Over the last five years, 26 states (at last count) have adopted some form of the Model Rule that now requires lawyers to have some technological competence in order to practice law. The problem for many is that technology is a constantly moving target. Just when you understand your client’s email servers, network locations and backup procedures, your client moves to the Cloud, which changes everything. No sooner have your internal technology team mastered the process for exporting your client’s proprietary POS system then a new system is put in place without informing legal counsel of the changes. Mapping and defensibly collecting data continue to evolve.
What is Competence?
Competence does not mean perfection, expertise, or paranoia. It also doesn’t mean that lawyers must now become early adopters, anxious to discover, purchase, and learn every possible new piece of legal technology. But it does require at least a working understanding of, and reasonable proficiency in, the technology under consideration. And of course, specific proficiencies and competencies will vary between lawyers and practice areas. Most rules focus on two primary obligations:
- Attorneys need to try and remain familiar with technology developments that affect their clients.
- Attorneys need to understand their limitations and when needed, consult with other resources who can provide additional technology expertise.
In order to maintain the requisite knowledge and skill set, a lawyer needs to keep abreast of changes in the law and its practice, including the risks and benefits that are associated with the relevant technology and engage in continuing legal education requirements that they are subject to wherever they are members of the bar. If a lawyer is technologically incompetent there are three primary choices:
- Personally become conversant in the technology before undertaking the matter.
- Consult with technical people or competent technical counsel
- Decline the representation.
Since each state has adopted a variation of the Model Rules, it is important that lawyers research the specific obligations that apply to their circumstances. Even if your state has not yet adopted a form of the technology competence Model Rule, you should not wait to take personal action until it is required. You do not have to get a Masters in Computer Science to support your clients regarding technology. However, you can’t assess the benefits and risks associated with legal technology if you have no personal knowledge about how the technology works. In order to evaluate the conditions of an eDiscovery data exchange, you need to be aware of the major issues that could impact your client and their legal position.
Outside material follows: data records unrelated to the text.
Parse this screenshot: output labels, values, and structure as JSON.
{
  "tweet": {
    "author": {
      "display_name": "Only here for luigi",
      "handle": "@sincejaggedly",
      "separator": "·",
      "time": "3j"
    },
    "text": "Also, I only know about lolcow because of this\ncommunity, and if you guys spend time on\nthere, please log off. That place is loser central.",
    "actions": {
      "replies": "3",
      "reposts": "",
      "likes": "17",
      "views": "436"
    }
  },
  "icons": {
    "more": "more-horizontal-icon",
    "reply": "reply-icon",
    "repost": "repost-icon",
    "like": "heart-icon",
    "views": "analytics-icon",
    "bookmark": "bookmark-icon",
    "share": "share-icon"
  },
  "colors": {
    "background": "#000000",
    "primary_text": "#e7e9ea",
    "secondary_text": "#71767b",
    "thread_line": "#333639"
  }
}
If you don’t have the requisite knowledge yourself, make sure you confer with technical consultant and competent counsel. It is no longer acceptable to say that technology is not a part of the practice of law; it is integral to many phases of litigation.